··· Source data ···
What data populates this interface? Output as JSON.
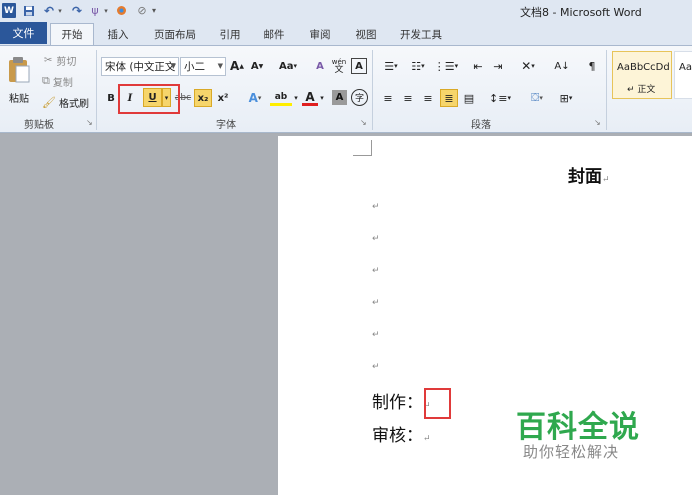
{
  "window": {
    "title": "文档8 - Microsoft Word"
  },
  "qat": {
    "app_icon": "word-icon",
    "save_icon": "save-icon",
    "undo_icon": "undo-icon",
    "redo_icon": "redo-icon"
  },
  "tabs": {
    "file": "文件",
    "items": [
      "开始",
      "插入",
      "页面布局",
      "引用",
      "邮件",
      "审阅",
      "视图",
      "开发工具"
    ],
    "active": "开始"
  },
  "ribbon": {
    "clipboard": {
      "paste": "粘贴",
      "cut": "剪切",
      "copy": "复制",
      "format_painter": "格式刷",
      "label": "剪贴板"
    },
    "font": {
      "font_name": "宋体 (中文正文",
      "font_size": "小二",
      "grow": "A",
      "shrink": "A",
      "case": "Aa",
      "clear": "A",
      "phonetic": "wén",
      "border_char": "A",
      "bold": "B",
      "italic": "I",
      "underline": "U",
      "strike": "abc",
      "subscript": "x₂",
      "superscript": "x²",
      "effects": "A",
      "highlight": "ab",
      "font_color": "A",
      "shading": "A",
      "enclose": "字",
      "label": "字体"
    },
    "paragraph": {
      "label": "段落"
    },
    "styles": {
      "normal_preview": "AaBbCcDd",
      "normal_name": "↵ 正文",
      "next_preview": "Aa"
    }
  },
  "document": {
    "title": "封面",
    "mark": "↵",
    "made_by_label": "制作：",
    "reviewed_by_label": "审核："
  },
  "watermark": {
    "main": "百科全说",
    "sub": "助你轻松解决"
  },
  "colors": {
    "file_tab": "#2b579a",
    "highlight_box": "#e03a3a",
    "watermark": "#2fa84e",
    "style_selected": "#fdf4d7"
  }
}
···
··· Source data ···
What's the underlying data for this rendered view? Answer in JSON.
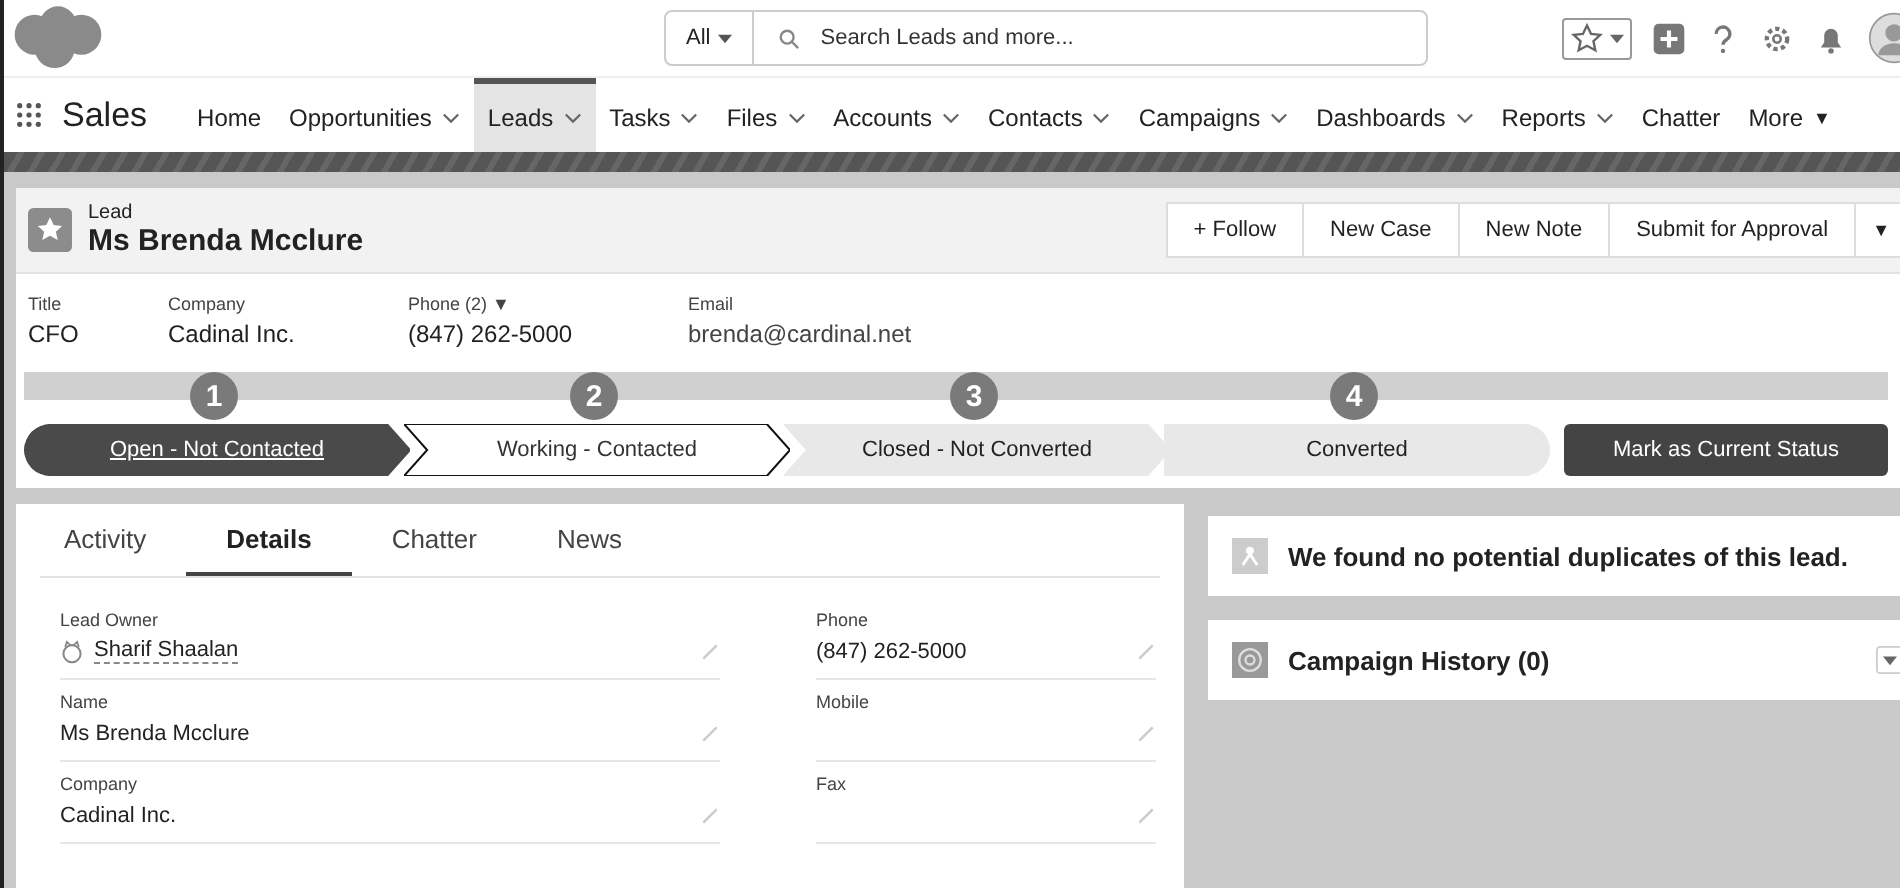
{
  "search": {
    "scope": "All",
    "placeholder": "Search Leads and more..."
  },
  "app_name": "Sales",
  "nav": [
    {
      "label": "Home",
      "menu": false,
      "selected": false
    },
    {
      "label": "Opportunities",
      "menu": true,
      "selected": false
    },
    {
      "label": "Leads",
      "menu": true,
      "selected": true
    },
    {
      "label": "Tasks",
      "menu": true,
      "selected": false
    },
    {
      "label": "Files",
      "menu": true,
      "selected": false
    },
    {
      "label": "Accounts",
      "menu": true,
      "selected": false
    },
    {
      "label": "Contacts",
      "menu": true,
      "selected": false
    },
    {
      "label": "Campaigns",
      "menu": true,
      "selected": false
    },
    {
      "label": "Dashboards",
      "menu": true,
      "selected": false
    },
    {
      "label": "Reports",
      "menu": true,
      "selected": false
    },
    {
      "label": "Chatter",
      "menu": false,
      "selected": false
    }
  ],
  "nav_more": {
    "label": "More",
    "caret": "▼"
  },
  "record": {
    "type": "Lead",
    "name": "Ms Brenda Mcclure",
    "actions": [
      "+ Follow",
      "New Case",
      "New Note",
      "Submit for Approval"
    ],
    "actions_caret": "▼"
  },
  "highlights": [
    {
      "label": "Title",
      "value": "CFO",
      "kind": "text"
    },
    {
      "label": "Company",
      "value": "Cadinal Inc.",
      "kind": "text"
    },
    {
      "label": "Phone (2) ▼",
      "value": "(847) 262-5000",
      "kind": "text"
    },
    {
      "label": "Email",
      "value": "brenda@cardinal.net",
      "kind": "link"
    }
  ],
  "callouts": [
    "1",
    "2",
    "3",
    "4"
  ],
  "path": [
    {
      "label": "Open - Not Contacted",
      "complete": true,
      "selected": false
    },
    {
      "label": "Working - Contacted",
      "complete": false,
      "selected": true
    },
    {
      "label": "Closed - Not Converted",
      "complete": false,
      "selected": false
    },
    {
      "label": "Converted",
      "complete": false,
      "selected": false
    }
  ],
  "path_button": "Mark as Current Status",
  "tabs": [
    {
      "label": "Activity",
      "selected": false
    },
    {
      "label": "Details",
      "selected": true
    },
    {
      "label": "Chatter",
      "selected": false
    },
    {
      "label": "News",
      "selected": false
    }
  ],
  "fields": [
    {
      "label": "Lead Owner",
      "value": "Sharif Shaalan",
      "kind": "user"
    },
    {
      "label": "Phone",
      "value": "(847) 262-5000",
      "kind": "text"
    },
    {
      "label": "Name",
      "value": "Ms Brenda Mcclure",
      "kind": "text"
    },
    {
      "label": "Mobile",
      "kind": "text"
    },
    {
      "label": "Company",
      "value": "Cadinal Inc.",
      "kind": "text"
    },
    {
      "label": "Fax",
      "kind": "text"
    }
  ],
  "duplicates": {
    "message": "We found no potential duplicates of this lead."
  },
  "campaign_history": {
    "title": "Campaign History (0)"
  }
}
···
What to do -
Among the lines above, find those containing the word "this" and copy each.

Your response -
What data populates this interface? Output as JSON.
What's the underlying data for this rendered view? Answer in JSON.
    "message": "We found no potential duplicates of this lead."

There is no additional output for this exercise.